Date of Award


Document Type


Degree Name

Doctor of Philosophy (PhD)



First Advisor

Richard Fossey

Second Advisor

Eugene Kennedy


The purpose of this study was threefold: (1) to identify the characteristics of effective teacher induction programs, (2) to determine the relationship between teacher induction and retention in a northeastern Louisiana school district, and (3) determine if teacher induction practices in that district are useful to new/beginning teachers. A pilot study was conducted, and a validity panel of experts validated the content and face validity of the survey and interview instruments developed for the various participants. The participants included the superintendent Central Office staff persons, selected principals, and new/beginning teachers. There was some discrepancy between the responses of the teachers and the principals as to the presence of an induction program and its effectiveness. Many new/beginning teachers considered the mentoring program an assessment tool rather than as a support mechanism. The major findings of this study were consistent with current literature; however, this study revealed that schools continue to implement fragments of teacher induction programs. To be effective, teacher induction programs must endeavor to improve teacher performance, increase new teacher retention, promote the professional and personal well being of new/beginning teachers by reducing the problems they encounter, satisfy mandated requirements related to induction and certification, and transmit the school system's culture to new/beginning teachers. Recommendations were provided for the stakeholders identified in this study, namely the teachers, Central Office administrators, school boards, university personnel, and the State Department of Education. The recommended components of an effective teacher induction program must include a combination of the following components: (a) a structured mentoring program that is separate and apart from assessment with training components for the mentors, (b) a reduced workload with release time provided for the mentor and the new/beginning teacher, (c) a beginning of the year new teacher orientation, (d) professional development that includes workshops, seminars, or inservices that are mandated for at least the first year and that are designed to deal with the problematic issues and concerns of first year teachers, and (e) collaboration between the school district and the university.

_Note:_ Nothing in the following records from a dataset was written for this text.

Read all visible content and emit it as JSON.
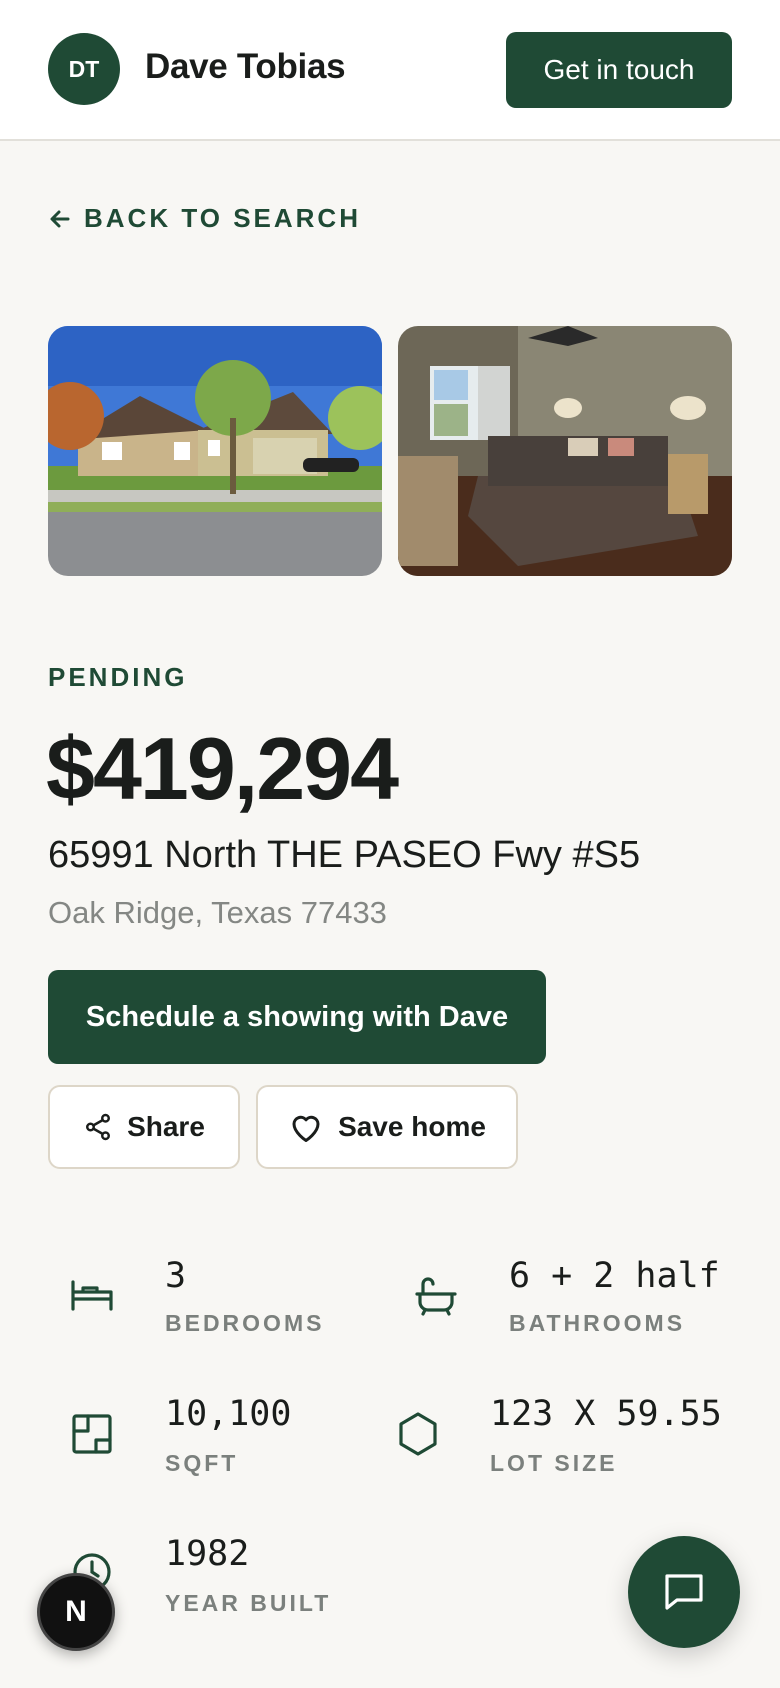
{
  "header": {
    "avatar_initials": "DT",
    "agent_name": "Dave Tobias",
    "contact_label": "Get in touch"
  },
  "nav": {
    "back_label": "BACK TO SEARCH"
  },
  "listing": {
    "status": "PENDING",
    "price": "$419,294",
    "street": "65991 North THE PASEO Fwy #S5",
    "city_line": "Oak Ridge, Texas 77433"
  },
  "actions": {
    "schedule_label": "Schedule a showing with Dave",
    "share_label": "Share",
    "save_label": "Save home"
  },
  "facts": [
    {
      "icon": "bed-icon",
      "value": "3",
      "label": "BEDROOMS"
    },
    {
      "icon": "bathtub-icon",
      "value": "6 + 2 half",
      "label": "BATHROOMS"
    },
    {
      "icon": "floorplan-icon",
      "value": "10,100",
      "label": "SQFT"
    },
    {
      "icon": "hexagon-icon",
      "value": "123 X 59.55",
      "label": "LOT SIZE"
    },
    {
      "icon": "clock-icon",
      "value": "1982",
      "label": "YEAR BUILT"
    }
  ],
  "floating": {
    "chat_icon": "chat-bubble-icon",
    "dev_badge": "N"
  },
  "colors": {
    "brand": "#1f4a35",
    "background": "#f8f7f4",
    "muted_text": "#848784"
  }
}
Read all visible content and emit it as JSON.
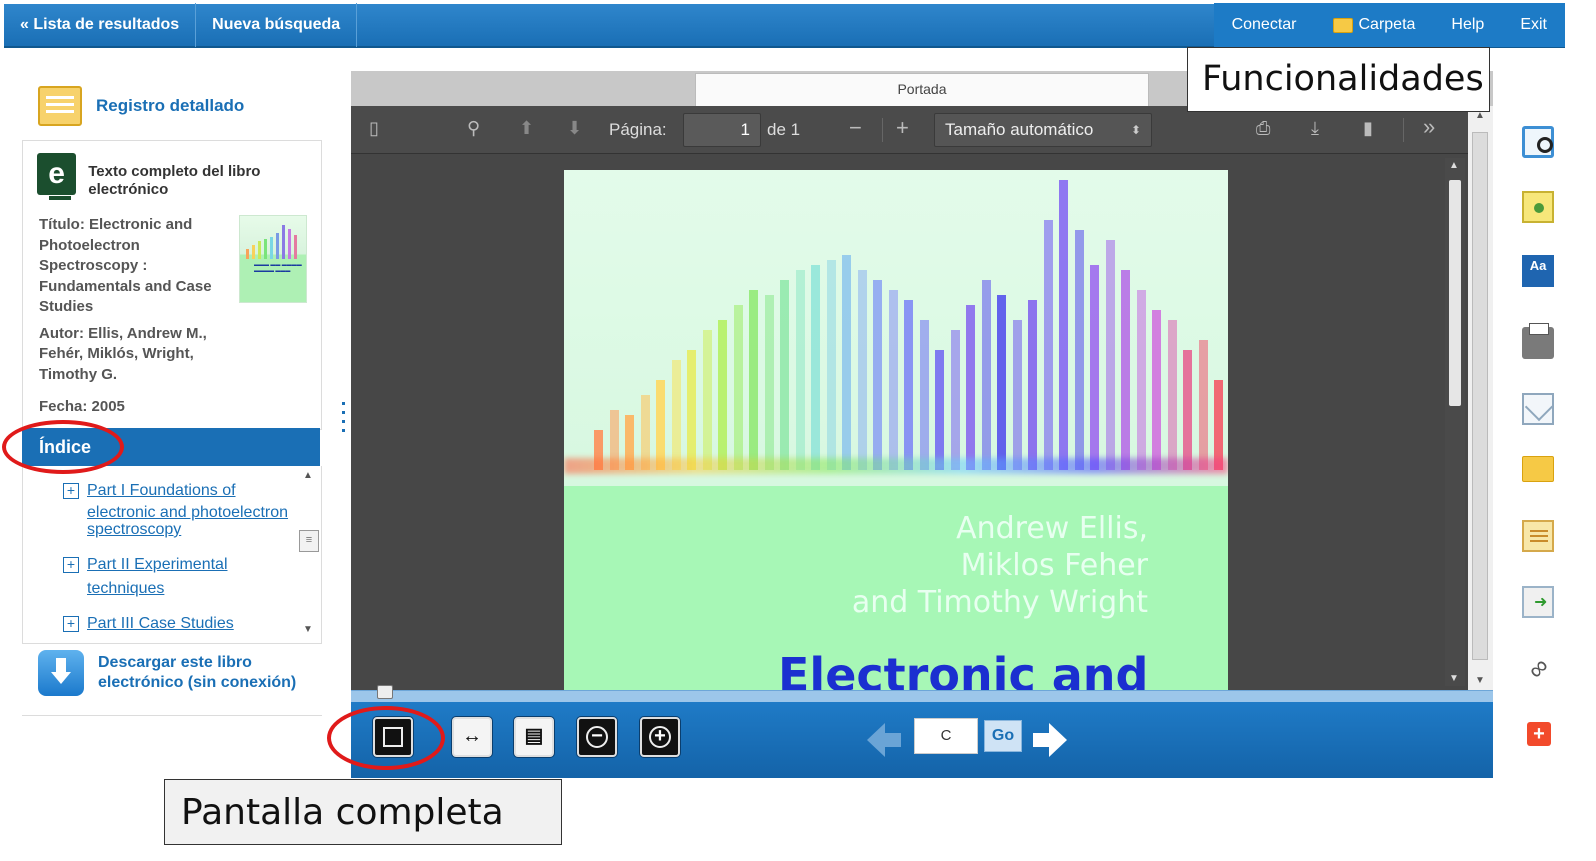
{
  "topbar": {
    "results_link": "« Lista de resultados",
    "new_search": "Nueva búsqueda",
    "connect": "Conectar",
    "folder": "Carpeta",
    "help": "Help",
    "exit": "Exit"
  },
  "sidebar": {
    "detailed_record": "Registro detallado",
    "ebook_heading": "Texto completo del libro electrónico",
    "ebook_icon_text": "e",
    "title_lines": [
      "Título: Electronic and",
      "Photoelectron",
      "Spectroscopy :",
      "Fundamentals and Case",
      "Studies"
    ],
    "author_lines": [
      "Autor: Ellis, Andrew M.,",
      "Fehér, Miklós, Wright,",
      "Timothy G."
    ],
    "date": "Fecha: 2005",
    "index_label": "Índice",
    "toc": [
      {
        "line1": "Part I Foundations of",
        "line2": "electronic and photoelectron",
        "line3": "spectroscopy"
      },
      {
        "line1": "Part II Experimental",
        "line2": "techniques"
      },
      {
        "line1": "Part III Case Studies"
      }
    ],
    "download_line1": "Descargar este libro",
    "download_line2": "electrónico (sin conexión)"
  },
  "viewer": {
    "tab_label": "Portada",
    "page_label": "Página:",
    "page_value": "1",
    "page_total": "de 1",
    "zoom_label": "Tamaño automático",
    "cover_authors": [
      "Andrew Ellis,",
      "Miklos Feher",
      "and Timothy Wright"
    ],
    "cover_title": "Electronic and",
    "goto_value": "C",
    "go_label": "Go"
  },
  "annotations": {
    "features": "Funcionalidades",
    "fullscreen": "Pantalla completa",
    "ring_color": "#e01a1a"
  },
  "colors": {
    "brand_blue": "#1a6fb5",
    "viewer_dark": "#474747",
    "cover_green": "#a7f7b6"
  }
}
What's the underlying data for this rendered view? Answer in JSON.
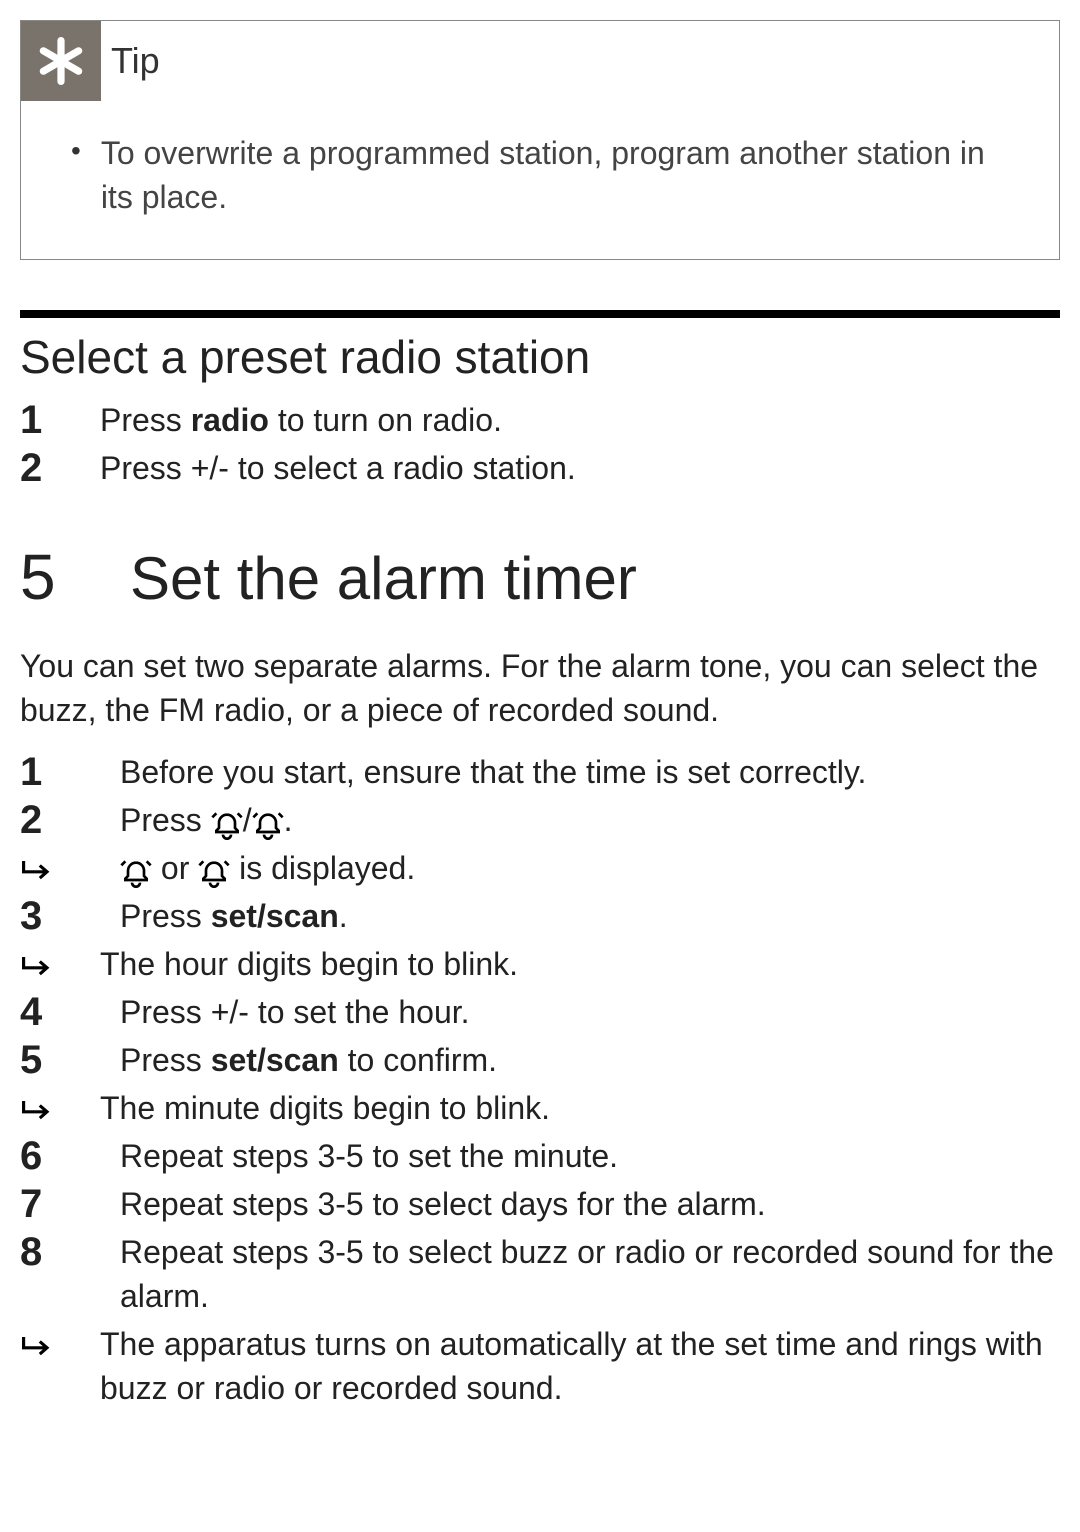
{
  "tip": {
    "title": "Tip",
    "bullet_text": "To overwrite a programmed station, program another station in its place."
  },
  "section1": {
    "heading": "Select a preset radio station",
    "steps": [
      {
        "num": "1",
        "pre": "Press ",
        "bold": "radio",
        "post": " to turn on radio."
      },
      {
        "num": "2",
        "pre": "Press +/- to select a radio station.",
        "bold": "",
        "post": ""
      }
    ]
  },
  "chapter": {
    "num": "5",
    "title": "Set the alarm timer"
  },
  "intro": "You can set two separate alarms. For the alarm tone, you can select the buzz, the FM radio, or a piece of recorded sound.",
  "section2": {
    "items": [
      {
        "type": "step",
        "num": "1",
        "text": "Before you start, ensure that the time is set correctly."
      },
      {
        "type": "step_icons",
        "num": "2",
        "pre": "Press ",
        "mid": "/",
        "post": "."
      },
      {
        "type": "sub_icons",
        "mid": " or ",
        "post": " is displayed."
      },
      {
        "type": "step_bold",
        "num": "3",
        "pre": "Press ",
        "bold": "set/scan",
        "post": "."
      },
      {
        "type": "sub_text",
        "text": "The hour digits begin to blink."
      },
      {
        "type": "step",
        "num": "4",
        "text": "Press +/- to set the hour."
      },
      {
        "type": "step_bold",
        "num": "5",
        "pre": "Press ",
        "bold": "set/scan",
        "post": " to confirm."
      },
      {
        "type": "sub_text",
        "text": "The minute digits begin to blink."
      },
      {
        "type": "step",
        "num": "6",
        "text": "Repeat steps 3-5 to set the minute."
      },
      {
        "type": "step",
        "num": "7",
        "text": "Repeat steps 3-5 to select days for the alarm."
      },
      {
        "type": "step",
        "num": "8",
        "text": "Repeat steps 3-5 to select buzz or radio or recorded sound for the alarm."
      },
      {
        "type": "sub_text",
        "text": "The apparatus turns on automatically at the set time and rings with buzz or radio or recorded sound."
      }
    ]
  }
}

One component standing alone or one coupled with another is not sufficient.